WHAT YOU ARE ASKED TO DO
Every line below must come back exactly as it stands, with the images omitted.
--- START ---
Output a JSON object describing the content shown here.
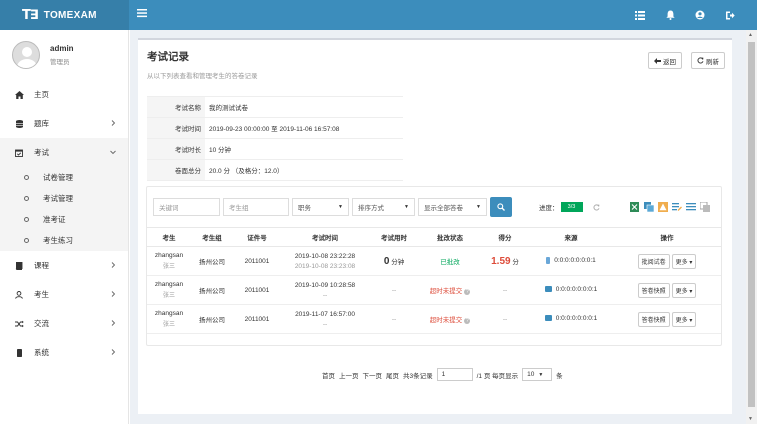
{
  "app": {
    "logo_mark": "T∃",
    "logo_text": "TOMEXAM"
  },
  "user": {
    "name": "admin",
    "role": "管理员"
  },
  "menu": {
    "home": "主页",
    "bank": "题库",
    "exam": "考试",
    "exam_sub": [
      "试卷管理",
      "考试管理",
      "准考证",
      "考生练习"
    ],
    "course": "课程",
    "candidate": "考生",
    "exchange": "交流",
    "system": "系统"
  },
  "page": {
    "title": "考试记录",
    "subtitle": "从以下列表查看和管理考生的答卷记录",
    "back_label": "返回",
    "refresh_label": "刷新"
  },
  "info": [
    {
      "key": "考试名称",
      "value": "我的测试试卷"
    },
    {
      "key": "考试时间",
      "value": "2019-09-23 00:00:00 至 2019-11-06 16:57:08"
    },
    {
      "key": "考试时长",
      "value": "10 分钟"
    },
    {
      "key": "卷面总分",
      "value": "20.0 分 （及格分：12.0）"
    }
  ],
  "filters": {
    "keyword_placeholder": "关键词",
    "group_placeholder": "考生组",
    "position": "职务",
    "sort": "排序方式",
    "show": "显示全部答卷"
  },
  "progress": {
    "label": "进度：",
    "value": "3/3",
    "fraction": 1.0
  },
  "table": {
    "headers": [
      "考生",
      "考生组",
      "证件号",
      "考试时间",
      "考试用时",
      "批改状态",
      "得分",
      "来源",
      "操作"
    ],
    "rows": [
      {
        "user": "zhangsan",
        "name": "张三",
        "group": "扬州公司",
        "id": "2011001",
        "time1": "2019-10-08 23:22:28",
        "time2": "2019-10-08 23:23:08",
        "duration": "0",
        "duration_unit": "分钟",
        "status": "已批改",
        "score": "1.59",
        "score_unit": "分",
        "source": "0:0:0:0:0:0:0:1",
        "op1": "批阅试卷",
        "op2": "更多"
      },
      {
        "user": "zhangsan",
        "name": "张三",
        "group": "扬州公司",
        "id": "2011001",
        "time1": "2019-10-09 10:28:58",
        "time2": "--",
        "duration": "--",
        "status": "超时未提交",
        "score": "--",
        "source": "0:0:0:0:0:0:0:1",
        "op1": "答卷快照",
        "op2": "更多"
      },
      {
        "user": "zhangsan",
        "name": "张三",
        "group": "扬州公司",
        "id": "2011001",
        "time1": "2019-11-07 16:57:00",
        "time2": "--",
        "duration": "--",
        "status": "超时未提交",
        "score": "--",
        "source": "0:0:0:0:0:0:0:1",
        "op1": "答卷快照",
        "op2": "更多"
      }
    ]
  },
  "pager": {
    "first": "首页",
    "prev": "上一页",
    "next": "下一页",
    "last": "尾页",
    "total": "共3条记录",
    "page": "1",
    "pages": "/1 页 每页显示",
    "per_page": "10",
    "unit": "条"
  },
  "colors": {
    "topbar": "#3c8dbc",
    "logo_bg": "#367fa9",
    "success": "#00a65a",
    "danger": "#dd4b39"
  }
}
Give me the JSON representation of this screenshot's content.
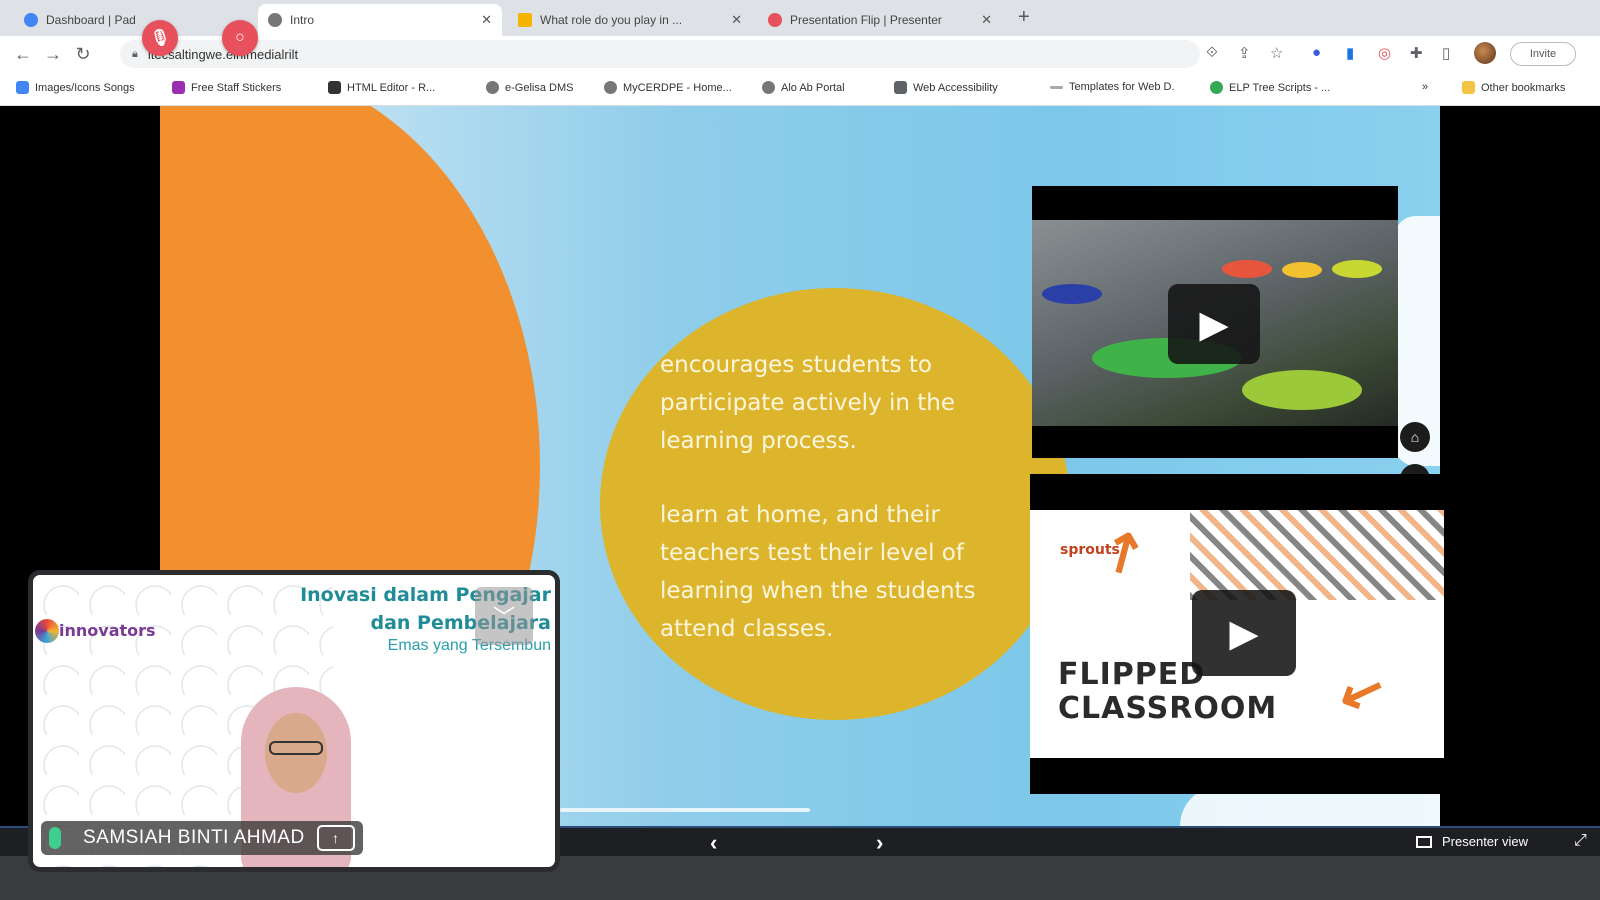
{
  "browser": {
    "tabs": [
      {
        "label": "Dashboard | Pad",
        "active": false
      },
      {
        "label": "Intro",
        "active": true
      },
      {
        "label": "What role do you play in ...",
        "active": false
      },
      {
        "label": "Presentation Flip | Presenter",
        "active": false
      }
    ],
    "new_tab": "+",
    "address": "itecsaltingwe.elnlmedialrilt",
    "profile_label": "Invite",
    "colors": {
      "accent": "#1a73e8",
      "record": "#e8505b"
    }
  },
  "bookmarks": [
    "Images/Icons Songs",
    "Free Staff Stickers",
    "HTML Editor - R...",
    "e-Gelisa DMS",
    "MyCERDPE - Home...",
    "Alo Ab Portal",
    "Web Accessibility",
    "Templates for Web D.",
    "ELP Tree Scripts - ...",
    "Other bookmarks"
  ],
  "slide": {
    "text1": "encourages students to participate actively in the learning process.",
    "text2": "learn at home, and their teachers test their level of learning when the students attend classes.",
    "video2_brand": "sprouts",
    "video2_title_line1": "FLIPPED",
    "video2_title_line2": "CLASSROOM"
  },
  "controls": {
    "prev": "‹",
    "next": "›",
    "presenter_view": "Presenter view"
  },
  "participant": {
    "name": "SAMSIAH BINTI AHMAD",
    "slide_title_line1": "Inovasi dalam Pengajar",
    "slide_title_line2": "dan Pembelajara",
    "slide_subtitle": "Emas yang Tersembun",
    "logo_text": "innovators"
  }
}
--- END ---
OUTPUT OF THE EXERCISE
Output a JSON object describing the content shown here.
{
  "app": {
    "logo_mark": "T∃",
    "logo_text": "TOMEXAM"
  },
  "user": {
    "name": "admin",
    "role": "管理员"
  },
  "menu": {
    "home": "主页",
    "bank": "题库",
    "exam": "考试",
    "exam_sub": [
      "试卷管理",
      "考试管理",
      "准考证",
      "考生练习"
    ],
    "course": "课程",
    "candidate": "考生",
    "exchange": "交流",
    "system": "系统"
  },
  "page": {
    "title": "考试记录",
    "subtitle": "从以下列表查看和管理考生的答卷记录",
    "back_label": "返回",
    "refresh_label": "刷新"
  },
  "info": [
    {
      "key": "考试名称",
      "value": "我的测试试卷"
    },
    {
      "key": "考试时间",
      "value": "2019-09-23 00:00:00 至 2019-11-06 16:57:08"
    },
    {
      "key": "考试时长",
      "value": "10 分钟"
    },
    {
      "key": "卷面总分",
      "value": "20.0 分 （及格分：12.0）"
    }
  ],
  "filters": {
    "keyword_placeholder": "关键词",
    "group_placeholder": "考生组",
    "position": "职务",
    "sort": "排序方式",
    "show": "显示全部答卷"
  },
  "progress": {
    "label": "进度：",
    "value": "3/3",
    "fraction": 1.0
  },
  "table": {
    "headers": [
      "考生",
      "考生组",
      "证件号",
      "考试时间",
      "考试用时",
      "批改状态",
      "得分",
      "来源",
      "操作"
    ],
    "rows": [
      {
        "user": "zhangsan",
        "name": "张三",
        "group": "扬州公司",
        "id": "2011001",
        "time1": "2019-10-08 23:22:28",
        "time2": "2019-10-08 23:23:08",
        "duration": "0",
        "duration_unit": "分钟",
        "status": "已批改",
        "score": "1.59",
        "score_unit": "分",
        "source": "0:0:0:0:0:0:0:1",
        "op1": "批阅试卷",
        "op2": "更多"
      },
      {
        "user": "zhangsan",
        "name": "张三",
        "group": "扬州公司",
        "id": "2011001",
        "time1": "2019-10-09 10:28:58",
        "time2": "--",
        "duration": "--",
        "status": "超时未提交",
        "score": "--",
        "source": "0:0:0:0:0:0:0:1",
        "op1": "答卷快照",
        "op2": "更多"
      },
      {
        "user": "zhangsan",
        "name": "张三",
        "group": "扬州公司",
        "id": "2011001",
        "time1": "2019-11-07 16:57:00",
        "time2": "--",
        "duration": "--",
        "status": "超时未提交",
        "score": "--",
        "source": "0:0:0:0:0:0:0:1",
        "op1": "答卷快照",
        "op2": "更多"
      }
    ]
  },
  "pager": {
    "first": "首页",
    "prev": "上一页",
    "next": "下一页",
    "last": "尾页",
    "total": "共3条记录",
    "page": "1",
    "pages": "/1 页 每页显示",
    "per_page": "10",
    "unit": "条"
  },
  "colors": {
    "topbar": "#3c8dbc",
    "logo_bg": "#367fa9",
    "success": "#00a65a",
    "danger": "#dd4b39"
  }
}
Give me the JSON representation of this screenshot's content.
{
  "browser": {
    "tabs": [
      {
        "label": "Dashboard | Pad",
        "active": false
      },
      {
        "label": "Intro",
        "active": true
      },
      {
        "label": "What role do you play in ...",
        "active": false
      },
      {
        "label": "Presentation Flip | Presenter",
        "active": false
      }
    ],
    "new_tab": "+",
    "address": "itecsaltingwe.elnlmedialrilt",
    "profile_label": "Invite",
    "colors": {
      "accent": "#1a73e8",
      "record": "#e8505b"
    }
  },
  "bookmarks": [
    "Images/Icons Songs",
    "Free Staff Stickers",
    "HTML Editor - R...",
    "e-Gelisa DMS",
    "MyCERDPE - Home...",
    "Alo Ab Portal",
    "Web Accessibility",
    "Templates for Web D.",
    "ELP Tree Scripts - ...",
    "Other bookmarks"
  ],
  "slide": {
    "text1": "encourages students to participate actively in the learning process.",
    "text2": "learn at home, and their teachers test their level of learning when the students attend classes.",
    "video2_brand": "sprouts",
    "video2_title_line1": "FLIPPED",
    "video2_title_line2": "CLASSROOM"
  },
  "controls": {
    "prev": "‹",
    "next": "›",
    "presenter_view": "Presenter view"
  },
  "participant": {
    "name": "SAMSIAH BINTI AHMAD",
    "slide_title_line1": "Inovasi dalam Pengajar",
    "slide_title_line2": "dan Pembelajara",
    "slide_subtitle": "Emas yang Tersembun",
    "logo_text": "innovators"
  }
}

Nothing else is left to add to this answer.